end of update
Not sure if this story is widely known but eight Washington state children have come down with polio-like symptoms and one died yesterday in Bellingham. Three children are from Seattle and one of those is still in the hospital.
From the Herald Net:
Medical officials suspect the children have a condition known as acute flaccid myelitis (AFM), which affects the nervous system and specifically the spinal cord. The Washington cases have not been confirmed as AFM, but are being investigated as such.From the CDC:
All eight children ranging in age from 3 to 14 had a loss of strength or movement in one or more arms or legs with a range of types and severity of symptoms. Doctors said the syndrome is not contagious.
- Even with an increase in cases in 2016, AFM remains a very rare disease (less than one in a million).
- While the AFM case count for 2016 is less than the 2014 case count, CDC is concerned about the increase in cases in recent months.
- It's always important to practice disease prevention steps, like washing your hands, staying up-to-date on vaccines, and protecting yourself from mosquito bites.
- Most patients are children.
Like polio, AFM affects the body's nervous system -- specifically, the spinal cord -- and can cause paralysis.
Unlike polio, there is no vaccine for AFM.
"This is a very rare condition, but I think it's important that we take it seriously because it does have long-term and potentially disabling consequences," said Dr. Kevin Messacar, a pediatric infectious disease physician and researcher at Children's Hospital Colorado.
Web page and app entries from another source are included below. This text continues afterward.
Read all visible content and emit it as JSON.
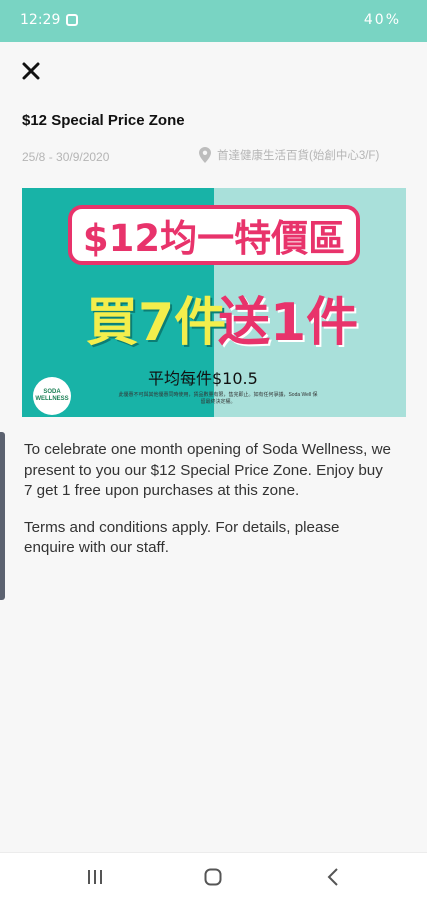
{
  "status_bar": {
    "time": "12:29",
    "right_text": "40%",
    "bg_color": "#79d4c3"
  },
  "header": {
    "close_icon": "close-icon",
    "title": "$12 Special Price Zone"
  },
  "meta": {
    "date_range": "25/8 - 30/9/2020",
    "location": "首達健康生活百貨(始創中心3/F)"
  },
  "banner": {
    "headline": "$12均一特價區",
    "buy_text": "買7件",
    "free_text": "送1件",
    "average_price": "平均每件$10.5",
    "logo_text": "SODA WELLNESS",
    "fine_print": "此優惠不可與其他優惠同時使用，貨品數量有限，售完即止。如有任何爭議，Soda Well 保留最終決定權。",
    "colors": {
      "accent": "#e8336b",
      "teal": "#18b3a7",
      "light_teal": "#a9e0da",
      "yellow": "#f3ee4c"
    }
  },
  "description": {
    "paragraph1": "To celebrate one month opening of Soda Wellness, we present to you our $12 Special Price Zone. Enjoy buy 7 get 1 free upon purchases at this zone.",
    "paragraph2": "Terms and conditions apply. For details, please enquire with our staff."
  },
  "nav_bar": {
    "items": [
      "recent-apps-icon",
      "home-icon",
      "back-icon"
    ]
  }
}
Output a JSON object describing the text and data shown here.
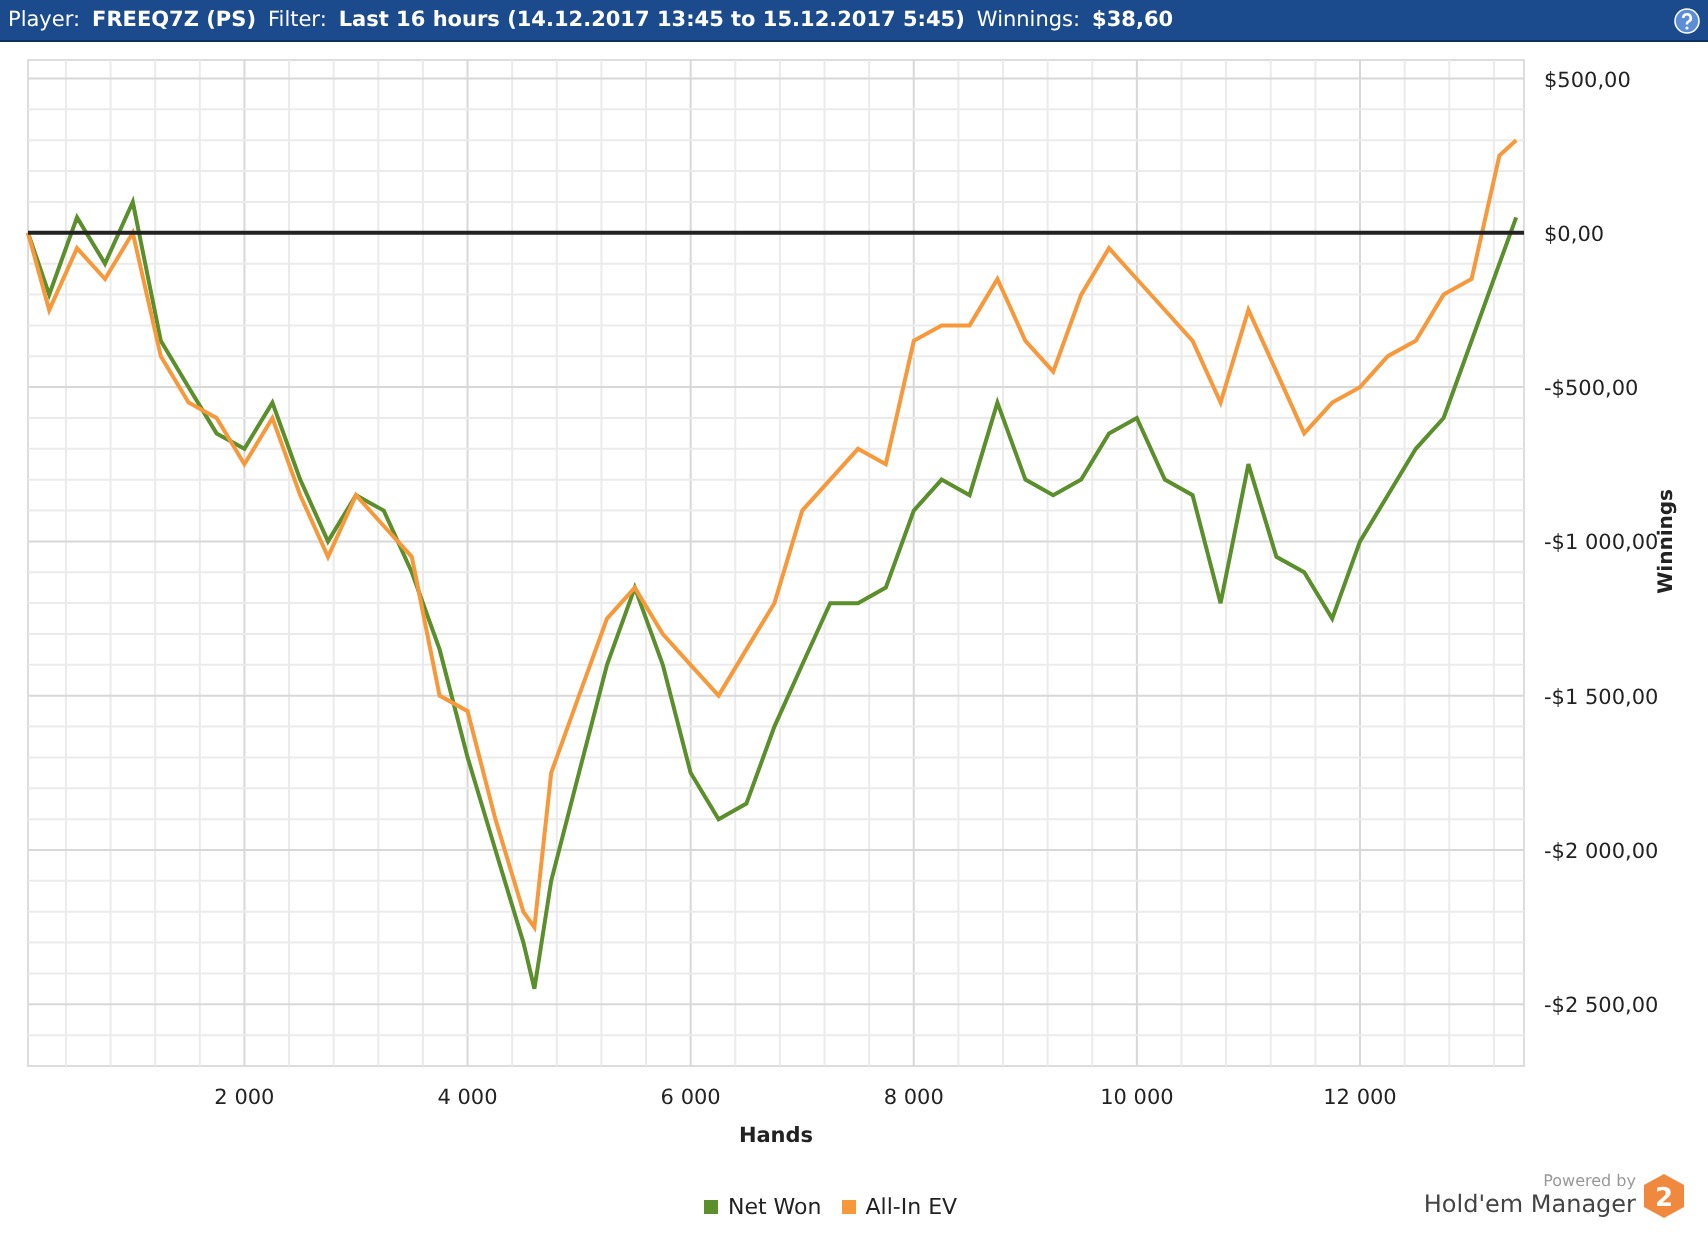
{
  "header": {
    "fields": [
      {
        "label": "Player:",
        "value": "FREEQ7Z (PS)"
      },
      {
        "label": "Filter:",
        "value": "Last 16 hours (14.12.2017 13:45 to 15.12.2017 5:45)"
      },
      {
        "label": "Winnings:",
        "value": "$38,60"
      }
    ]
  },
  "chart": {
    "chart_data": {
      "type": "line",
      "grid": true,
      "xlabel": "Hands",
      "ylabel": "Winnings",
      "xlim": [
        60,
        13470
      ],
      "ylim": [
        -2700,
        560
      ],
      "xticks": [
        {
          "value": 2000,
          "label": "2 000"
        },
        {
          "value": 4000,
          "label": "4 000"
        },
        {
          "value": 6000,
          "label": "6 000"
        },
        {
          "value": 8000,
          "label": "8 000"
        },
        {
          "value": 10000,
          "label": "10 000"
        },
        {
          "value": 12000,
          "label": "12 000"
        }
      ],
      "yticks": [
        {
          "value": 500,
          "label": "$500,00"
        },
        {
          "value": 0,
          "label": "$0,00"
        },
        {
          "value": -500,
          "label": "-$500,00"
        },
        {
          "value": -1000,
          "label": "-$1 000,00"
        },
        {
          "value": -1500,
          "label": "-$1 500,00"
        },
        {
          "value": -2000,
          "label": "-$2 000,00"
        },
        {
          "value": -2500,
          "label": "-$2 500,00"
        }
      ],
      "x": [
        60,
        250,
        500,
        750,
        1000,
        1250,
        1500,
        1750,
        2000,
        2250,
        2500,
        2750,
        3000,
        3250,
        3500,
        3750,
        4000,
        4250,
        4500,
        4600,
        4750,
        5000,
        5250,
        5500,
        5750,
        6000,
        6250,
        6500,
        6750,
        7000,
        7250,
        7500,
        7750,
        8000,
        8250,
        8500,
        8750,
        9000,
        9250,
        9500,
        9750,
        10000,
        10250,
        10500,
        10750,
        11000,
        11250,
        11500,
        11750,
        12000,
        12250,
        12500,
        12750,
        13000,
        13250,
        13400
      ],
      "series": [
        {
          "name": "Net Won",
          "color": "#5b8f2c",
          "values": [
            0,
            -200,
            50,
            -100,
            100,
            -350,
            -500,
            -650,
            -700,
            -550,
            -800,
            -1000,
            -850,
            -900,
            -1100,
            -1350,
            -1700,
            -2000,
            -2300,
            -2450,
            -2100,
            -1750,
            -1400,
            -1150,
            -1400,
            -1750,
            -1900,
            -1850,
            -1600,
            -1400,
            -1200,
            -1200,
            -1150,
            -900,
            -800,
            -850,
            -550,
            -800,
            -850,
            -800,
            -650,
            -600,
            -800,
            -850,
            -1200,
            -750,
            -1050,
            -1100,
            -1250,
            -1000,
            -850,
            -700,
            -600,
            -350,
            -100,
            50
          ]
        },
        {
          "name": "All-In EV",
          "color": "#f7993a",
          "values": [
            0,
            -250,
            -50,
            -150,
            0,
            -400,
            -550,
            -600,
            -750,
            -600,
            -850,
            -1050,
            -850,
            -950,
            -1050,
            -1500,
            -1550,
            -1900,
            -2200,
            -2250,
            -1750,
            -1500,
            -1250,
            -1150,
            -1300,
            -1400,
            -1500,
            -1350,
            -1200,
            -900,
            -800,
            -700,
            -750,
            -350,
            -300,
            -300,
            -150,
            -350,
            -450,
            -200,
            -50,
            -150,
            -250,
            -350,
            -550,
            -250,
            -450,
            -650,
            -550,
            -500,
            -400,
            -350,
            -200,
            -150,
            250,
            300
          ]
        }
      ]
    }
  },
  "branding": {
    "tagline": "Powered by",
    "name": "Hold'em Manager",
    "logo_mark": "2"
  }
}
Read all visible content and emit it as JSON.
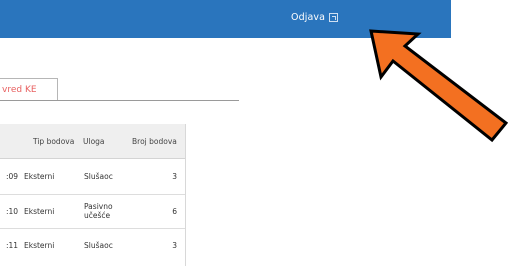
{
  "header": {
    "logout_label": "Odjava"
  },
  "tabs": [
    {
      "label": "vred KE"
    }
  ],
  "table": {
    "columns": [
      "Tip bodova",
      "Uloga",
      "Broj bodova"
    ],
    "rows": [
      {
        "time": ":09",
        "type": "Eksterni",
        "role": "Slušaoc",
        "points": "3"
      },
      {
        "time": ":10",
        "type": "Eksterni",
        "role": "Pasivno učešće",
        "points": "6"
      },
      {
        "time": ":11",
        "type": "Eksterni",
        "role": "Slušaoc",
        "points": "3"
      }
    ]
  },
  "colors": {
    "topbar": "#2a75bd",
    "tab_text": "#e86060",
    "arrow_fill": "#f37021",
    "arrow_stroke": "#000000"
  },
  "icons": {
    "logout": "logout-icon",
    "annotation": "arrow-pointer-icon"
  }
}
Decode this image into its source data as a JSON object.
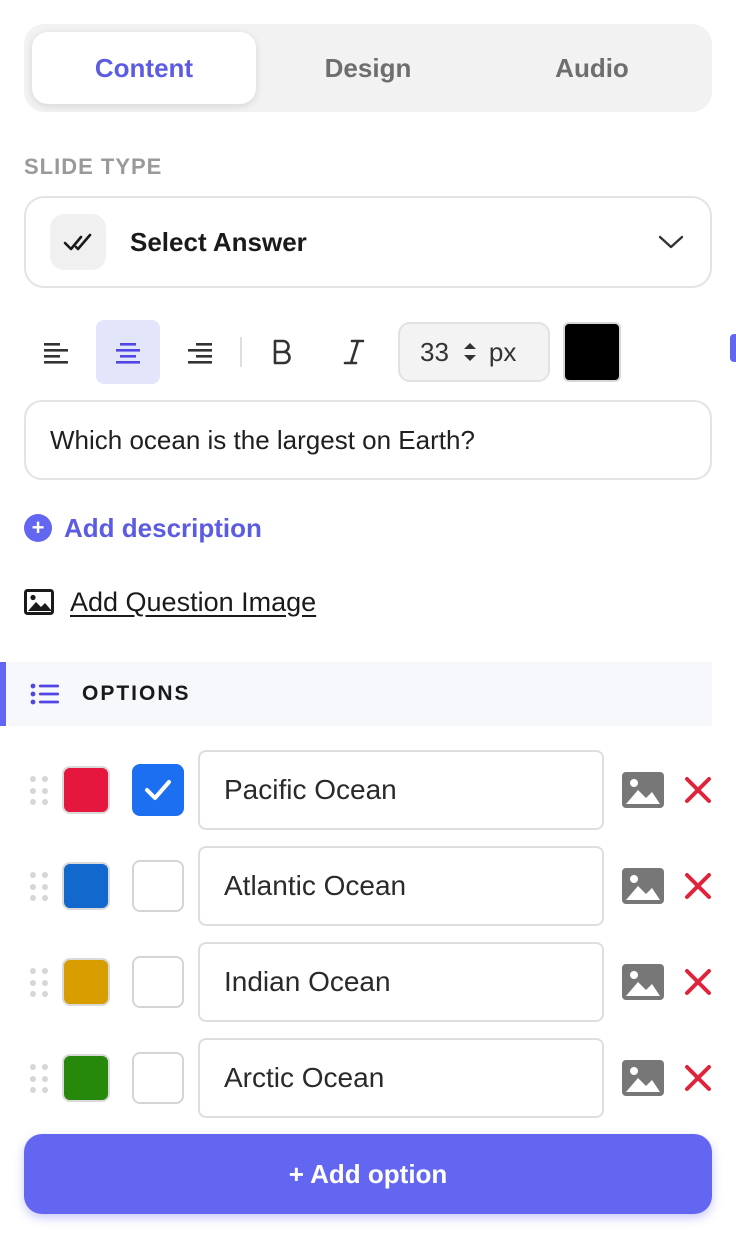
{
  "tabs": [
    {
      "label": "Content",
      "active": true
    },
    {
      "label": "Design",
      "active": false
    },
    {
      "label": "Audio",
      "active": false
    }
  ],
  "slide_type": {
    "section_label": "SLIDE TYPE",
    "selected": "Select Answer",
    "icon": "double-check-icon"
  },
  "toolbar": {
    "align": "center",
    "font_size_value": "33",
    "font_size_unit": "px",
    "text_color": "#000000"
  },
  "question": {
    "text": "Which ocean is the largest on Earth?"
  },
  "actions": {
    "add_description": "Add description",
    "add_question_image": "Add Question Image"
  },
  "options": {
    "title": "OPTIONS",
    "items": [
      {
        "text": "Pacific Ocean",
        "color": "#e5173f",
        "correct": true
      },
      {
        "text": "Atlantic Ocean",
        "color": "#1368ce",
        "correct": false
      },
      {
        "text": "Indian Ocean",
        "color": "#d89e00",
        "correct": false
      },
      {
        "text": "Arctic Ocean",
        "color": "#26890c",
        "correct": false
      }
    ],
    "add_label": "+ Add option"
  },
  "colors": {
    "accent": "#6366f1",
    "checkbox_checked": "#1d6ff2",
    "delete": "#e0243a"
  }
}
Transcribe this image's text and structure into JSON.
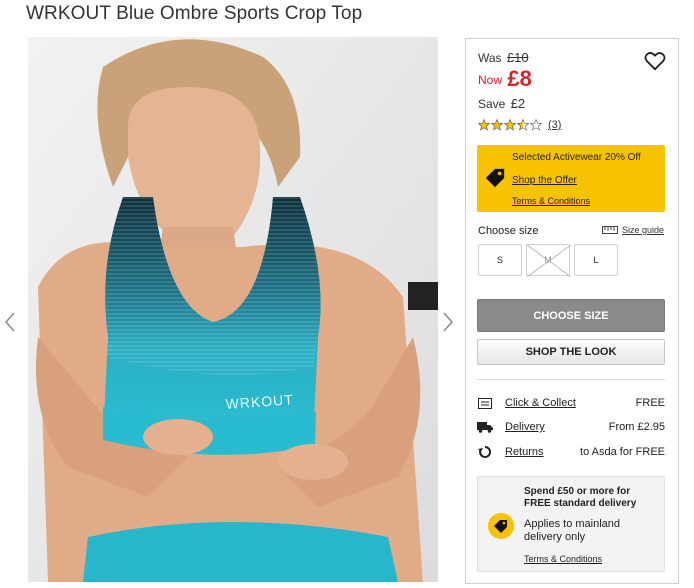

"The key with AFM is that it's sudden onset," said Dr. Manisha Patel, AFM team lead at CDC and a practicing pediatrician. "Symptoms include limb weakness, facial drooping and difficulty swallowing and talking.
"It's important to understand that there's a wide spectrum of severity of this disease," said Messacar. On one end, you see mild weakness in one extremity, he said. On the other, you've got children who have lost the ability to breathe on their own, and exhibit complete paralysis in their arms and legs.
There is no cure for AFM. Treatment only focuses on alleviating symptoms.